THE PROBLEM – All of the records should come back exactly as written.

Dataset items
---

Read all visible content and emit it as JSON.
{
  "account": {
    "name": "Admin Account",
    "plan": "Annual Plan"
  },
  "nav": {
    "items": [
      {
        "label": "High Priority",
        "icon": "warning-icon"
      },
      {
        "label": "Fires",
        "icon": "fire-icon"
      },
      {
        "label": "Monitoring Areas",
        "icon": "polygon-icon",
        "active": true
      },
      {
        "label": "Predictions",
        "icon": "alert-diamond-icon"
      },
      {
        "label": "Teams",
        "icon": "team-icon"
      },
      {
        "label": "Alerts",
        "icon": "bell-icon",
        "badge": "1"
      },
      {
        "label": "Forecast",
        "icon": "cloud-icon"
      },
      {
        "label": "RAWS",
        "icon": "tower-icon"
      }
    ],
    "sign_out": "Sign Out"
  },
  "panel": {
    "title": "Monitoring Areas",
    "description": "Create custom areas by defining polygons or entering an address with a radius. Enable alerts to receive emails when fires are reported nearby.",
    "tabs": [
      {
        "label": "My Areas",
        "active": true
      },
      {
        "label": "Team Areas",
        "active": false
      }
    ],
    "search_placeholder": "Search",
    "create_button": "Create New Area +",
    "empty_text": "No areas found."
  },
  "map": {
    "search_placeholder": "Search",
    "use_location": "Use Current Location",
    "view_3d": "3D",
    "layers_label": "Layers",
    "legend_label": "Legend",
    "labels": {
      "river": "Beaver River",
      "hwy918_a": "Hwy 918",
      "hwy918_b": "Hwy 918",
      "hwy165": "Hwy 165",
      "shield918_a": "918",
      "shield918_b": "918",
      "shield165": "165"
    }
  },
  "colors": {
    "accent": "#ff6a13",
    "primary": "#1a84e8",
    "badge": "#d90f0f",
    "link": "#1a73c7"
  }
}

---

EXERCISE OUTPUT –
Read all visible content and emit it as JSON.
{
  "account": {
    "name": "Admin Account",
    "plan": "Annual Plan"
  },
  "nav": {
    "items": [
      {
        "label": "High Priority",
        "icon": "warning-icon"
      },
      {
        "label": "Fires",
        "icon": "fire-icon"
      },
      {
        "label": "Monitoring Areas",
        "icon": "polygon-icon",
        "active": true
      },
      {
        "label": "Predictions",
        "icon": "alert-diamond-icon"
      },
      {
        "label": "Teams",
        "icon": "team-icon"
      },
      {
        "label": "Alerts",
        "icon": "bell-icon",
        "badge": "1"
      },
      {
        "label": "Forecast",
        "icon": "cloud-icon"
      },
      {
        "label": "RAWS",
        "icon": "tower-icon"
      }
    ],
    "sign_out": "Sign Out"
  },
  "panel": {
    "title": "Monitoring Areas",
    "description": "Create custom areas by defining polygons or entering an address with a radius. Enable alerts to receive emails when fires are reported nearby.",
    "tabs": [
      {
        "label": "My Areas",
        "active": true
      },
      {
        "label": "Team Areas",
        "active": false
      }
    ],
    "search_placeholder": "Search",
    "create_button": "Create New Area +",
    "empty_text": "No areas found."
  },
  "map": {
    "search_placeholder": "Search",
    "use_location": "Use Current Location",
    "view_3d": "3D",
    "layers_label": "Layers",
    "legend_label": "Legend",
    "labels": {
      "river": "Beaver River",
      "hwy918_a": "Hwy 918",
      "hwy918_b": "Hwy 918",
      "hwy165": "Hwy 165",
      "shield918_a": "918",
      "shield918_b": "918",
      "shield165": "165"
    }
  },
  "colors": {
    "accent": "#ff6a13",
    "primary": "#1a84e8",
    "badge": "#d90f0f",
    "link": "#1a73c7"
  }
}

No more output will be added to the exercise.